Montaigne, Michel de — ▪ French writer and philosopher Introduction in full Michel Eyquem de Montaigne born Feb. 28, 1533, Château de Montaigne, near Bordeaux, France died Sept. 23, 1592, Château de Montaigne French writer whose Essais (Essays) established a new… … Universalium
MONTAIGNE, Michel Eyquem de — (1533 1592) Michel Eyquem de Montaigne is famous for his essays, a genre of writing he largely originated, and for the honest, frank observations found within these essays. Montaigne also served as the mayor of Bordeaux and was friends with Henri … Renaissance and Reformation 1500-1620: A Biographical Dictionary
Montaigne — auf einem zeitgenössischen Gemälde Michel Eyquem de Montaigne (* 28. Februar 1533 auf Schloss Montaigne in der Dordogne; † 13. September 1592 ebenda) war Politiker, Philosoph und Begründer der Essayistik … Deutsch Wikipedia
Montaigne — [mɔ̃ tɛɲ], Michel Eyquem de [ɛ kɛm ], französischer Schriftsteller und Philosoph, * Schloss Montaigne (heute zu Saint Michel de Montaigne, Département Dordogne) 28. 2. 1533, ✝ ebenda 13. 9. 1592; erhielt eine humanistische Schulbildung,… … Universal-Lexikon
Montaigne und die Moralistik — 1580 erschien die erste, zweibändige Ausgabe der »Essais« des Landedelmanns Michel de Montaigne in Bordeaux bei Simon Millanges; 1588 folgte die ergänzte und um einen dritten Band bereicherte bei Abel l Angelier in Paris, der auch die postume… … Universal-Lexikon

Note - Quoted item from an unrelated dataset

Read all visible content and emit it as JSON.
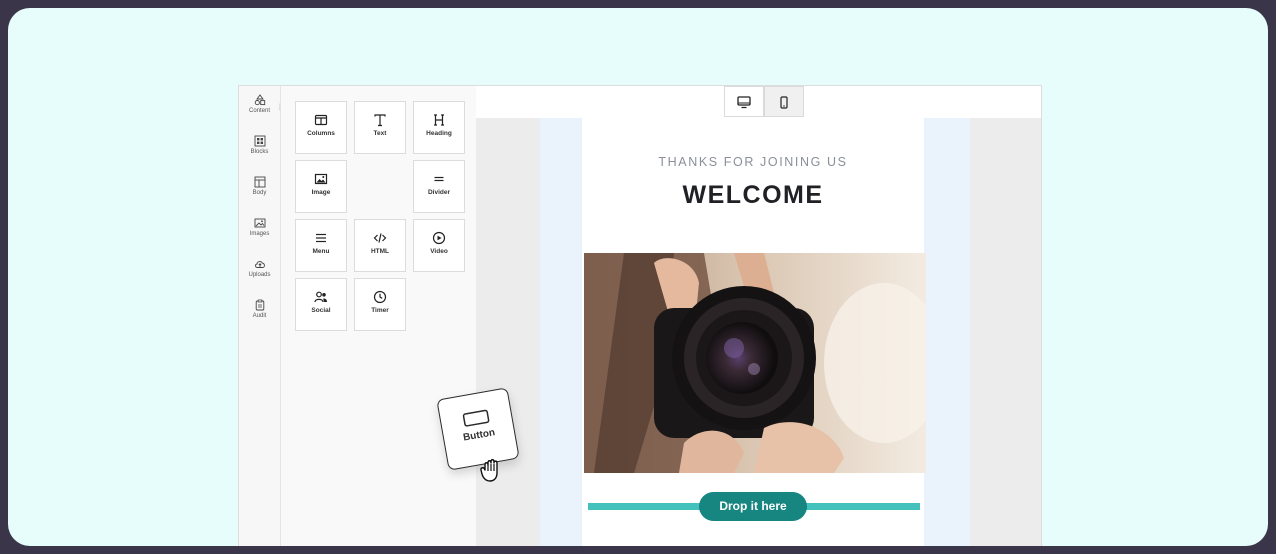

Montaigne, Michel de — (1533 1592) French moral philoso pher and author, commonly regarded as the inventor of the personal essay as a literary genre. His father was a wealthy lawyer who had risen to the minor nobility. The father was himself attracted to classi cal… … Historical Dictionary of Renaissance
Montaigne, Michel de — (1533–92) Philosopher. Montaigne was born into a noble French Périgord family. He was educated in Bordeaux and he studied law in Toulouse. By 1571 he had retired from public life and it was in this period that he wrote the majority of his… … Who’s Who in Christianity
Montaigne, Michel Eyquem de — (1533–1592) French essayist. The father figure of scepticism in France and modern Europe, Montaigne was born near Bordeaux. He followed a sporadic career in public life before retiring in 1571, although he continued to play a role in politics on… … Philosophy dictionary
MONTAIGNE, MICHEL DE — a sceptico speculative thinker and moralist, born in the Château of Montaigne, Périgord; an easy going mortal, but a keen observer of the ways and manners of other people, which some experience in travel gave him opportunities to do, as well… … The Nuttall Encyclopaedia